# Data
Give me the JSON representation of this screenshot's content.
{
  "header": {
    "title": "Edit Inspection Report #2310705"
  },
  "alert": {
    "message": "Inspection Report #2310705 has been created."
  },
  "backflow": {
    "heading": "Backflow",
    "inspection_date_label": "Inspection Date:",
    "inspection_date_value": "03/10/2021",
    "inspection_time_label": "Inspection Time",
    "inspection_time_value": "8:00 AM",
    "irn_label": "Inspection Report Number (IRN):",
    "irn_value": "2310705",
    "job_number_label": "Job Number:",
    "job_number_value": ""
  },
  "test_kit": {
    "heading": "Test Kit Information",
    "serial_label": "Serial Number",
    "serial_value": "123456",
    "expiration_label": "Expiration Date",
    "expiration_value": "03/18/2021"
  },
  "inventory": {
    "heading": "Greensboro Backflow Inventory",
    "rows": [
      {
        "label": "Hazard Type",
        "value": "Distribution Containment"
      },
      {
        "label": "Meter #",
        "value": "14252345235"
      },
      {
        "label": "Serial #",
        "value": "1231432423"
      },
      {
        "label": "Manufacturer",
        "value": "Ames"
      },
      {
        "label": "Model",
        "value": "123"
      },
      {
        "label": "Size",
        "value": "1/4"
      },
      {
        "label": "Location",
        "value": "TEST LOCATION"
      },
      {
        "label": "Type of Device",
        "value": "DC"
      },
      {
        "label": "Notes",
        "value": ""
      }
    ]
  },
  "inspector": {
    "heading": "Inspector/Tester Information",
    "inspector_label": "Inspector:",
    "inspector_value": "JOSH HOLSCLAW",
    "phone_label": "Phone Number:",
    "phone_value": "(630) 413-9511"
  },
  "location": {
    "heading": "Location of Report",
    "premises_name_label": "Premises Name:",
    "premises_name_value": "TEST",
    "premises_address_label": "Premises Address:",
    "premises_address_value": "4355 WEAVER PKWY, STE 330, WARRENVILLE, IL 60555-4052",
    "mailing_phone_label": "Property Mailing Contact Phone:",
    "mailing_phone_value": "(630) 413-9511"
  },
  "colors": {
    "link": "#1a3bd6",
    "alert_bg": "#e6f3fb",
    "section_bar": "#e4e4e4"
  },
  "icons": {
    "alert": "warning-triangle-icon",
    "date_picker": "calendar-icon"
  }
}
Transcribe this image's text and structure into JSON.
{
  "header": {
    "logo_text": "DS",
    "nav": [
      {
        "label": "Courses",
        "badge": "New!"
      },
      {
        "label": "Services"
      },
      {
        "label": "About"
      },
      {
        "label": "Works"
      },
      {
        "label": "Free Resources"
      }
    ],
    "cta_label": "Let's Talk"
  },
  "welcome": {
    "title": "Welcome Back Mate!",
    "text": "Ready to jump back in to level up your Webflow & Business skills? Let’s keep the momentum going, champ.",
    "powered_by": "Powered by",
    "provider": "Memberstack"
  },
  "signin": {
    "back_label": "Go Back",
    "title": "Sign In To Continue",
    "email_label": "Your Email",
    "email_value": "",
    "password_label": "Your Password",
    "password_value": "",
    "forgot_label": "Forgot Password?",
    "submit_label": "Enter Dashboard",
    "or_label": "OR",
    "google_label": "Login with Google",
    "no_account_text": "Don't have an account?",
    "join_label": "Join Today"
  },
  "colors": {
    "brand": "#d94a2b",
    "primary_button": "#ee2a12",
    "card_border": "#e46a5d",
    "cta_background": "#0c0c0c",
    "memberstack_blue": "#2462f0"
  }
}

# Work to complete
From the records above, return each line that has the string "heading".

# Exercise answer
    "heading": "Backflow",
    "heading": "Test Kit Information",
    "heading": "Greensboro Backflow Inventory",
    "heading": "Inspector/Tester Information",
    "heading": "Location of Report",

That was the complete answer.